We take a look at how personal pensions work and how they can help you to make the most of your retirement.
According to a report by Scottish Widows, almost half of Brits in their 30s and 40s aren’t saving enough for retirement.
If you're ineligible for a workplace pension, or you're self-employed, then you might be worrying about the days when you'll be relying on your pension packet.
Well, fear not - we're about to talk you through the world of personal pensions.
What is a personal pension fund?
A personal pension is a pension plan you arrange for yourself. This means you find the scheme you want to join, and you decide what contributions you want to make.
Any interest you earn on your personal pension plan is tax free. You also get tax back on your pension contributions up to £40,000 or 100% of your total annual income (whichever is the lowest).
Even if you don't pay tax, you can still benefit from the tax relief. You can currently save up to £2,880 a year and get 20% tax back on your contributions. For example, if you saved the full £2,800 it would bring your annual contribution up to £3,600.
Who can set up a personal pension fund?
Anyone can set up a personal pension fund.
While most people will be eligible for a state pension when they retire, it’s unlikely to be enough to let you carry on the lifestyle you've had during your working life. As of 2017/18, the highest UK state pension is £159.55 a week (£8,296.60 a year). By contrast, you’d make £300 - almost double - if you worked a standard 40-hour week on the current minimum wage. That's why starting a personal pension is the main option for people who are self-employed or ineligible for a workplace pension.
However, if you want to, you can start a personal pension fund to supplement your state pension and your workplace pension.
if you earn less than £10,000 a year (you can still ask to be enrolled - and your employer cannot refuse - if you earn more than £5,876 a year)
if you’re under 22 or over the state pension age (you can ask to be enrolled - and your employer cannot refuse - if you’re over 16 or under 74)
if you work outside the UK
How do you choose a personal pension plan?
First things first, you need to decide what kind of plan you want to start. There are a few different options for personal pension schemes:
Defined contribution schemes. With these pension plans you make regular payments to build up your pot of savings. Your contributions are invested into stocks and shares for you and the pension company oversees your investments.
Stakeholder pension schemes (SHPs). These are a type of defined contribution scheme. SHPs have low minimum contributions, and you can stop and start your contributions when you want. The charges the pension provider can impose are also capped at 1.5%.
Self-invested personal pensions (SIPPs). These are completely do-it-yourself, so tend to be more flexible and can lead to higher returns. However, they are riskier so are best suited to people who have experience with investing.
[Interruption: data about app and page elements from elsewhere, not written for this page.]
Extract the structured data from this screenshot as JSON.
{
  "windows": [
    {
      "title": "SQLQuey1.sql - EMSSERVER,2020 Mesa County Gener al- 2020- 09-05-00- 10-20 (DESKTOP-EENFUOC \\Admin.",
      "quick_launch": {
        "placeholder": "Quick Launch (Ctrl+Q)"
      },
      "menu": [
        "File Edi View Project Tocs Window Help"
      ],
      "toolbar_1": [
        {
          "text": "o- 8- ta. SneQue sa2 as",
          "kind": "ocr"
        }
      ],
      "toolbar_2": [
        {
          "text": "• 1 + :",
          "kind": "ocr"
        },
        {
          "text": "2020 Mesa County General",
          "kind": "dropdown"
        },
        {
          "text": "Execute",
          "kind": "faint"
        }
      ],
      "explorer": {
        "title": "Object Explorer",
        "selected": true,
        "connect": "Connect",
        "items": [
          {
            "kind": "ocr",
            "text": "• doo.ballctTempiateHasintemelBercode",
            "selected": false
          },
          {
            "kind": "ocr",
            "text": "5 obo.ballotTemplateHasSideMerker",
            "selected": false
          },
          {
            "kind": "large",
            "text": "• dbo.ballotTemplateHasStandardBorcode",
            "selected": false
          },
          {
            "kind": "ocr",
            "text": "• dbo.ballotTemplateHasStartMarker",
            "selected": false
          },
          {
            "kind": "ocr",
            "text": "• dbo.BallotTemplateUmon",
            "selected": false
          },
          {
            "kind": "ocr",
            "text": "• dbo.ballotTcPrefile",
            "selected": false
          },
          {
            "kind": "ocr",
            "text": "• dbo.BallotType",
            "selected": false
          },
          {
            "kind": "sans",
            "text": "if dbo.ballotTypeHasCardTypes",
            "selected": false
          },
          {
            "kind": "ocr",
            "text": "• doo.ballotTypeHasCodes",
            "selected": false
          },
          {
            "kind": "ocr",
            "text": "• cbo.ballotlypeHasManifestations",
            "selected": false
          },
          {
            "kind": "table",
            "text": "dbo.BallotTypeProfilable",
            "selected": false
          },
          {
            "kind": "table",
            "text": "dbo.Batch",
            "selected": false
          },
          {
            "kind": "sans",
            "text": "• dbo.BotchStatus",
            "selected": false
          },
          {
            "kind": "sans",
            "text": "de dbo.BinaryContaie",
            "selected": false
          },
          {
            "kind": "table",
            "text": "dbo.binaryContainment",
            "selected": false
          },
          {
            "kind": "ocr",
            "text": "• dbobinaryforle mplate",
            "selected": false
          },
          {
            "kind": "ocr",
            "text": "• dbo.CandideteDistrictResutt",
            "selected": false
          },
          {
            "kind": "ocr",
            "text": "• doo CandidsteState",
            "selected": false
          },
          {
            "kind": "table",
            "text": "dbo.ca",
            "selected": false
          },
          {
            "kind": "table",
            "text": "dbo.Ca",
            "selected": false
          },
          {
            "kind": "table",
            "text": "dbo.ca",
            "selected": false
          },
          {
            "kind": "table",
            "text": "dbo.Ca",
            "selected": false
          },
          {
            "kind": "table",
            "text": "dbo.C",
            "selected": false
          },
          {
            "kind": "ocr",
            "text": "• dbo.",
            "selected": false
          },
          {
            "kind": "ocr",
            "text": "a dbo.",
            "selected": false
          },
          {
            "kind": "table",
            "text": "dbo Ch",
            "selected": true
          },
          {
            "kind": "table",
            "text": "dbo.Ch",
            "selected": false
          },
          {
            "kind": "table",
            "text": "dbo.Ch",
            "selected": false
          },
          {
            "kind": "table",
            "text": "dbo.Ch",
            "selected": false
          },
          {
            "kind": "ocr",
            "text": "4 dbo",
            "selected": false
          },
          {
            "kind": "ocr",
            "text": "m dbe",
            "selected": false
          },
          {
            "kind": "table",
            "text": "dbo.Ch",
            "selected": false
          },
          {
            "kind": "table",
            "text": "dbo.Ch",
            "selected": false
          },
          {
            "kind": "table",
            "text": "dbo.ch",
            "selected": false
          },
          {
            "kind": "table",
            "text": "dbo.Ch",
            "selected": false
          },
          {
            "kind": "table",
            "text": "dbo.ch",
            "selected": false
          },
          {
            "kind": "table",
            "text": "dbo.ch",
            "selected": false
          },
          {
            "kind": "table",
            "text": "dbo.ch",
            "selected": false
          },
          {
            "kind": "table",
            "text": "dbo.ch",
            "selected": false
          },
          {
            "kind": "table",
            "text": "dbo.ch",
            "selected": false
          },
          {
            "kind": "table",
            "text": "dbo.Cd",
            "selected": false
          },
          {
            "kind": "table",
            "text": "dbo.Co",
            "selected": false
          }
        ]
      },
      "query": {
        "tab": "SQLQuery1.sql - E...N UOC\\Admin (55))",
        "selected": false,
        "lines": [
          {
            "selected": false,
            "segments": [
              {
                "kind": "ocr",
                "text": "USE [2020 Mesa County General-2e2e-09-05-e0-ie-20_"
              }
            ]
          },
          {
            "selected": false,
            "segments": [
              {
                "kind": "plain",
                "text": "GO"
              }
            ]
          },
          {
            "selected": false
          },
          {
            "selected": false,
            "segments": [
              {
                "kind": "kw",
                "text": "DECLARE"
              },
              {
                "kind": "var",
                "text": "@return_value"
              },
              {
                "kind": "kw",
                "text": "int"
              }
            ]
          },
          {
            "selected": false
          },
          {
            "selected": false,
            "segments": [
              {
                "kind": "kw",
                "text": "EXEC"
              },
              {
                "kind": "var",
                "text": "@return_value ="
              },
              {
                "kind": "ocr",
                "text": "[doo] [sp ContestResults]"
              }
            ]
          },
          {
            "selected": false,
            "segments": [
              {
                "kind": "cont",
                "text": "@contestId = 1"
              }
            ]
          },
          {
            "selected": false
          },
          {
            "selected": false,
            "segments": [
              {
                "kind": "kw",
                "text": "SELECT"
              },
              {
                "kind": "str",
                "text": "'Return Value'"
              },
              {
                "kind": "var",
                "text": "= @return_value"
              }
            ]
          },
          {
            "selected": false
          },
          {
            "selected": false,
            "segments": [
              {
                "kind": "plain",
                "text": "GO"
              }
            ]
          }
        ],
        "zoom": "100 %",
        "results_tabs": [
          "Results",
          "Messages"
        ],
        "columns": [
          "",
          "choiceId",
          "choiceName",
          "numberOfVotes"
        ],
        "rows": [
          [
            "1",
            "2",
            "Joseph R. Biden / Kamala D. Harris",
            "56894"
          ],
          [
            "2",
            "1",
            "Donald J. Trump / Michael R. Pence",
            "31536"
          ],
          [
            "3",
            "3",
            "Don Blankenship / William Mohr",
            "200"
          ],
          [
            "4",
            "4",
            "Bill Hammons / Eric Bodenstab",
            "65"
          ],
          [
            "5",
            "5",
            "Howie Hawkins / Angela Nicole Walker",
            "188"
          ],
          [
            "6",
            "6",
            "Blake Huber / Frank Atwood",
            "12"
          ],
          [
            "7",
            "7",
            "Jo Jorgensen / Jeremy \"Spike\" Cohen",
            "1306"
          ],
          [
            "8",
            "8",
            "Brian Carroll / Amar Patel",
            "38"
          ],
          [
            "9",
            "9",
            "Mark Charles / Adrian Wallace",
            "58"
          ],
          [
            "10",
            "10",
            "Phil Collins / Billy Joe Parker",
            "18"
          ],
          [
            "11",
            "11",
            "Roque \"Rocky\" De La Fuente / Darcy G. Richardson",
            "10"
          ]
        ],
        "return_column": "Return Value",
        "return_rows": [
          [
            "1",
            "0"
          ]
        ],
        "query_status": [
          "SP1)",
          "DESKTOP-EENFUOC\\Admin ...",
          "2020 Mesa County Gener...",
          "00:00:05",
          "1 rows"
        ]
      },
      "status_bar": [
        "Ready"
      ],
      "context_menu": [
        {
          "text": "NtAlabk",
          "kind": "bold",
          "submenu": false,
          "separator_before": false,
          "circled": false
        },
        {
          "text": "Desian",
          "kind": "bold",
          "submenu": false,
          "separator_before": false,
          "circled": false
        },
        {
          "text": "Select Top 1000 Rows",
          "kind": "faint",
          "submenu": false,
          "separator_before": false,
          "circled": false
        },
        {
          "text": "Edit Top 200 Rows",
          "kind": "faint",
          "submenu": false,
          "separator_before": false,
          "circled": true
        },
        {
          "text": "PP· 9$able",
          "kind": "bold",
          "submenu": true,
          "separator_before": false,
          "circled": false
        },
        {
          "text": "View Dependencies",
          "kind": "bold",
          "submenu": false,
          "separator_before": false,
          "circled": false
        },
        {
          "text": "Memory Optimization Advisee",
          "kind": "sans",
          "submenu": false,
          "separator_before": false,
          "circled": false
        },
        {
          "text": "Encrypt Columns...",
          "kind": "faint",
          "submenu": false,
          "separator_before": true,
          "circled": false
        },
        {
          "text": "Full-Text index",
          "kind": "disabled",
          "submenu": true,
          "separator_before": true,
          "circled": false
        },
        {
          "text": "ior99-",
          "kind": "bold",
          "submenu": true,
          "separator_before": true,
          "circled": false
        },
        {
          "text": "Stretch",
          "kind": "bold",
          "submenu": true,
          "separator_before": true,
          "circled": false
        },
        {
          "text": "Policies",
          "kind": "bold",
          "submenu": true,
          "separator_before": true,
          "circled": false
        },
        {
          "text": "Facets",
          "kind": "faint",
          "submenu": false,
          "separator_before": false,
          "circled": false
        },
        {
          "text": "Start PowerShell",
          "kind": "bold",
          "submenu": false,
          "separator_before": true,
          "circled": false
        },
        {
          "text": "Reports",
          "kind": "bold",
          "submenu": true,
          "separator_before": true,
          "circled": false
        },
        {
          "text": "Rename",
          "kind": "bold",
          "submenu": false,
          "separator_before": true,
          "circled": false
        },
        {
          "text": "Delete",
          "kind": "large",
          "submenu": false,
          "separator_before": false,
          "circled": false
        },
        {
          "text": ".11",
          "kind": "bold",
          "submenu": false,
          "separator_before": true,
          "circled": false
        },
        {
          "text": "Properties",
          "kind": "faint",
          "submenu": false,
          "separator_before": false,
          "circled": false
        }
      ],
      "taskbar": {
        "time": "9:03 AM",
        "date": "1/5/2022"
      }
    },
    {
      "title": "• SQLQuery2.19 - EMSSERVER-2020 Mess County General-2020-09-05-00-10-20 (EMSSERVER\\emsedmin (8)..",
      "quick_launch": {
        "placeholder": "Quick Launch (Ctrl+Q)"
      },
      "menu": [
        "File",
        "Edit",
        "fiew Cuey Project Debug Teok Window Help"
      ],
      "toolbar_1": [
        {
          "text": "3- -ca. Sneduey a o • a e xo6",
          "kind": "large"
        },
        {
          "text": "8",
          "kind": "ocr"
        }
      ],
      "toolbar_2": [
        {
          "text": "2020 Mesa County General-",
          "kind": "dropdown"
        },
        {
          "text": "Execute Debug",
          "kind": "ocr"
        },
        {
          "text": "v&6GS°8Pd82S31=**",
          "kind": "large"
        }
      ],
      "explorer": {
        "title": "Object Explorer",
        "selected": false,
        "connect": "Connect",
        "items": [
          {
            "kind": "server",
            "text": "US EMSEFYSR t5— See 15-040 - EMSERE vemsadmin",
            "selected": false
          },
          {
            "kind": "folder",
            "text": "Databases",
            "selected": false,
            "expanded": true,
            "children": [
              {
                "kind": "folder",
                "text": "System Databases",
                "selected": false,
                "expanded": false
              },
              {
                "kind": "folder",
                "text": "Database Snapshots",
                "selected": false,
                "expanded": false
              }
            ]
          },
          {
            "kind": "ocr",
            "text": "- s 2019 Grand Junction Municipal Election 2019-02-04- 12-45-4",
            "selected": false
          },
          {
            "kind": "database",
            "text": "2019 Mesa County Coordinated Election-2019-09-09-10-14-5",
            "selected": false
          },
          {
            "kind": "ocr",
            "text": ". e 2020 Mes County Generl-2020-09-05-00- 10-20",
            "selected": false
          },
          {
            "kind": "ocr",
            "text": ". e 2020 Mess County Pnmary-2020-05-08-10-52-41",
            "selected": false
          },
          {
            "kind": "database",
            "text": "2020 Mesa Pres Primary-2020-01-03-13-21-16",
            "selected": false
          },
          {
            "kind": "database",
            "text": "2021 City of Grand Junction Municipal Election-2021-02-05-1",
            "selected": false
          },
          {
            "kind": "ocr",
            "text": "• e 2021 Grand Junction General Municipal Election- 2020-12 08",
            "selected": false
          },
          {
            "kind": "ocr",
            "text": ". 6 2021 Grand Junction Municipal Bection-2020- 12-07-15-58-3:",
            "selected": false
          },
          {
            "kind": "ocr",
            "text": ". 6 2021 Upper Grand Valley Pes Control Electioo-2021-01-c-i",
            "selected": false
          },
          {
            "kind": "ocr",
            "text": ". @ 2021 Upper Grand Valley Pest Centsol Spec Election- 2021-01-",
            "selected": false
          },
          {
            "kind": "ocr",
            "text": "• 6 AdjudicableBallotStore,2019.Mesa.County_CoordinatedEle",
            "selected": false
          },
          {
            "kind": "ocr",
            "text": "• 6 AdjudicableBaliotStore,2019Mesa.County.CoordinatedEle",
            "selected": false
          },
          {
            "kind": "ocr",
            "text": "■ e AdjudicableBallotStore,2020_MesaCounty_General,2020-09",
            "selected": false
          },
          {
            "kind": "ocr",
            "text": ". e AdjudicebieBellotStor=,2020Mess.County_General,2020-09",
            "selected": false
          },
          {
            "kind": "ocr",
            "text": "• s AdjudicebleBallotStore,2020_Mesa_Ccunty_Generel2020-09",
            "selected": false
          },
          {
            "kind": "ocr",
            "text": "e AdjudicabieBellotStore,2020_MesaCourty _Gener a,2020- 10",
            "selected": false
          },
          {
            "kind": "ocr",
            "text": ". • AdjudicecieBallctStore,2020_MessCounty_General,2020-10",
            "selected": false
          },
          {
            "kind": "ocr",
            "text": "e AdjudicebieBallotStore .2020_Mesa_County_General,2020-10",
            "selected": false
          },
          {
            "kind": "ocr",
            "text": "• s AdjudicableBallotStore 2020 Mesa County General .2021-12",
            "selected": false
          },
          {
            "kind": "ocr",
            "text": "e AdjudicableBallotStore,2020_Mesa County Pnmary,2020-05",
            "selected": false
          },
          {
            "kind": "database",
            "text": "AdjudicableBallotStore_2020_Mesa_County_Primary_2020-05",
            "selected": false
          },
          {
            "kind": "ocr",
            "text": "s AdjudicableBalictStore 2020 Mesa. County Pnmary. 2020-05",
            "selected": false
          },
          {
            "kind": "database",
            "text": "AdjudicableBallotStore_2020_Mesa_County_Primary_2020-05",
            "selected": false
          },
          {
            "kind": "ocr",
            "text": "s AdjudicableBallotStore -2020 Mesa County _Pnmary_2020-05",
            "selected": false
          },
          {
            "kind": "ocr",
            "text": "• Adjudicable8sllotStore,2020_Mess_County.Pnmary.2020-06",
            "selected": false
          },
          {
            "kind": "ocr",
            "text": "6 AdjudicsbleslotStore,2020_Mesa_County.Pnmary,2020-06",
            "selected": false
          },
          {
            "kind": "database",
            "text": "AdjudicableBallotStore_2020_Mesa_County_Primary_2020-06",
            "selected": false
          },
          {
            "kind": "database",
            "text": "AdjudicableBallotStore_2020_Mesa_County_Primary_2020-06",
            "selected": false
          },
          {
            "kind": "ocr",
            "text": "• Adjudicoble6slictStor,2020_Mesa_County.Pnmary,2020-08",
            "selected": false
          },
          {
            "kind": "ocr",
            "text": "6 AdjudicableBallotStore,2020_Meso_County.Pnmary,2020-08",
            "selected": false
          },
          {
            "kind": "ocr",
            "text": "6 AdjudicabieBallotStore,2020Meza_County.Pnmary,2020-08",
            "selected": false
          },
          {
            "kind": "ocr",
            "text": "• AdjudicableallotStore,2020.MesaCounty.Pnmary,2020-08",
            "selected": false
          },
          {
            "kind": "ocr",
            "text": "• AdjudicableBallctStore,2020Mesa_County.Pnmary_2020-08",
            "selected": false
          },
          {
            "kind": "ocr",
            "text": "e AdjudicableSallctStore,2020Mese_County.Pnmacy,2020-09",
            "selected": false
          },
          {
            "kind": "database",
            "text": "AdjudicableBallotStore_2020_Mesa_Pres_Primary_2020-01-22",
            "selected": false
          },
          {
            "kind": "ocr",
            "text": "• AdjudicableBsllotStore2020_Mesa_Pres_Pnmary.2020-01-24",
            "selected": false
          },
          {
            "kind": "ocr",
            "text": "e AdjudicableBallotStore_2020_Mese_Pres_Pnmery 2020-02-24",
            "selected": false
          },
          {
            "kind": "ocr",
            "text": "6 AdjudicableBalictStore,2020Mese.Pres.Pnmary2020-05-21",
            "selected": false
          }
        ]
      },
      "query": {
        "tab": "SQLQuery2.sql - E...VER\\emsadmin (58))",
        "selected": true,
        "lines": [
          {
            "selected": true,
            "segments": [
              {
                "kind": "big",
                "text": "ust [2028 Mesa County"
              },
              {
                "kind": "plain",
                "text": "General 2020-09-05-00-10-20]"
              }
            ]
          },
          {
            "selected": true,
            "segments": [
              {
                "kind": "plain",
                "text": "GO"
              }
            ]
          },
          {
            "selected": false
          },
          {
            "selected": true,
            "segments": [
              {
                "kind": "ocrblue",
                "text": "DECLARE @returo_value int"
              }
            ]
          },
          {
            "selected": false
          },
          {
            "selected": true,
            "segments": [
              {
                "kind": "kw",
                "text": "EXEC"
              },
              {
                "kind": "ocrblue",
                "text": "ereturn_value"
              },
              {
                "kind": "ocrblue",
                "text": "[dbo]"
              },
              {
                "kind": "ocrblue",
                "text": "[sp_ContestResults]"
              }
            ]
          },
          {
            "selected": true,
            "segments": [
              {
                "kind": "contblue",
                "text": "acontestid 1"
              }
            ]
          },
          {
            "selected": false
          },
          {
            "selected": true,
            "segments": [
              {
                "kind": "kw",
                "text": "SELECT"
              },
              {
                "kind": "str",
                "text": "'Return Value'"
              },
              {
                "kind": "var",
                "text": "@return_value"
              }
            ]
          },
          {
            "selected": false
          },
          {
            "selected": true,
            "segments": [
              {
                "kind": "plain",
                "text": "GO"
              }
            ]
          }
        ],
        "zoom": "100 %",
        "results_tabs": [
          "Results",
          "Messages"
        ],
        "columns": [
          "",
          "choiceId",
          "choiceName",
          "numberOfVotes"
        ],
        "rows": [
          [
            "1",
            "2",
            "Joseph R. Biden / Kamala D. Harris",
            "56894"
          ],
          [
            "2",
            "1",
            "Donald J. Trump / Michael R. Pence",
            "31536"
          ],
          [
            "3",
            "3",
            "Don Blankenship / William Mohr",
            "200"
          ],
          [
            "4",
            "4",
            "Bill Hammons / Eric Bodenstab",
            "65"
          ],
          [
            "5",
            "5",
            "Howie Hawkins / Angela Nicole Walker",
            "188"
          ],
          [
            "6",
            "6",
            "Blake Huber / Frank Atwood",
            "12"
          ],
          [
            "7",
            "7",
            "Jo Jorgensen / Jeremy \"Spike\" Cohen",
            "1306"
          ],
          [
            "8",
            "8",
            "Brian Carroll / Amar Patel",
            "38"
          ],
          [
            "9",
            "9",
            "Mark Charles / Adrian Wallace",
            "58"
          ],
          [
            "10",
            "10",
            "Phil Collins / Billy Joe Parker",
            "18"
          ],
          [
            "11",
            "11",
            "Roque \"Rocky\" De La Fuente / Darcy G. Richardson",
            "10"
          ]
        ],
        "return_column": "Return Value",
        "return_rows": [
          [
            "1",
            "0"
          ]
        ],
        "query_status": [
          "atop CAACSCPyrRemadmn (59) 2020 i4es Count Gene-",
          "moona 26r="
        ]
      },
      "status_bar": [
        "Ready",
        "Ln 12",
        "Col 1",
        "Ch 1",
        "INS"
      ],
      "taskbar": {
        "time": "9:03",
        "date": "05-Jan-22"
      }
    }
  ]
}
You can open a Lifetime ISA if you’re under 40. You can pay in up to £4,000 a year and the government will throw in an additional £1,000. However, the amount you save in a lifetime ISA will count towards your overall annual ISA limit.
Once you’ve decided which kind of plan is right for you, there are three key things to watch out for.
1. Whether there are any fees and charges
Some pension funds charge setup fees to open your account.
The vast majority of plans also charge management fees. This can be a percentage of your pension pot (ranging from 0.2% to as much as 1%), a flat fee or even both. Fees tend to get lower the more your pot grows in value.
2. The rules on contributions
Most pension funds have specific rules on how much you have to contribute and how often. You may need to pay in a lump sum in order to open the fund (Nutmeg, for instance, requires an initial investment of £5,000). And some pension providers will also require you to pay in at least a minimum amount each month.
Other providers - NEST, for instance - are more flexible. They don’t have minimum contribution requirements. This means you can take a break from contributions and resume when your financial situation improves.
3. Where your money will be invested
Pension providers usually offer a range of investment options depending on the level of risk you’re prepared to take. Pension funds usually classify your attitude to risk as either cautious, balanced or adventurous. The riskier the investments, the more profit you stand to make. But there's also a greater chance that you could lose money too.
Most pension providers have a default fund. If you don’t personally choose where to invest your money, it will get invested in the default fund. The default fund may not suit your attitude to risk, so it’s best to at look at the options available. You could always consider seeking help from an independent investment advisor.
How much should I put into my pension fund each month?
Most personal pensions rely entirely on the contributions that you make. This means the more you put in the more you’ll get out of them when you do retire.
If you're trying to work out exactly how much to contribute to your personal pension, you could use your age as a rule of thumb. So if you're employed and starting your pension, halve the age that you are currently. You can then contribute this much as a percentage of your pre-tax salary each year until you retire. So if you're 30 years old, you might want to start contributing 15% of your salary into your personal pension fund. If you're able to, it's worth starting your retirement fund as early as possible, so your money has longer to grow.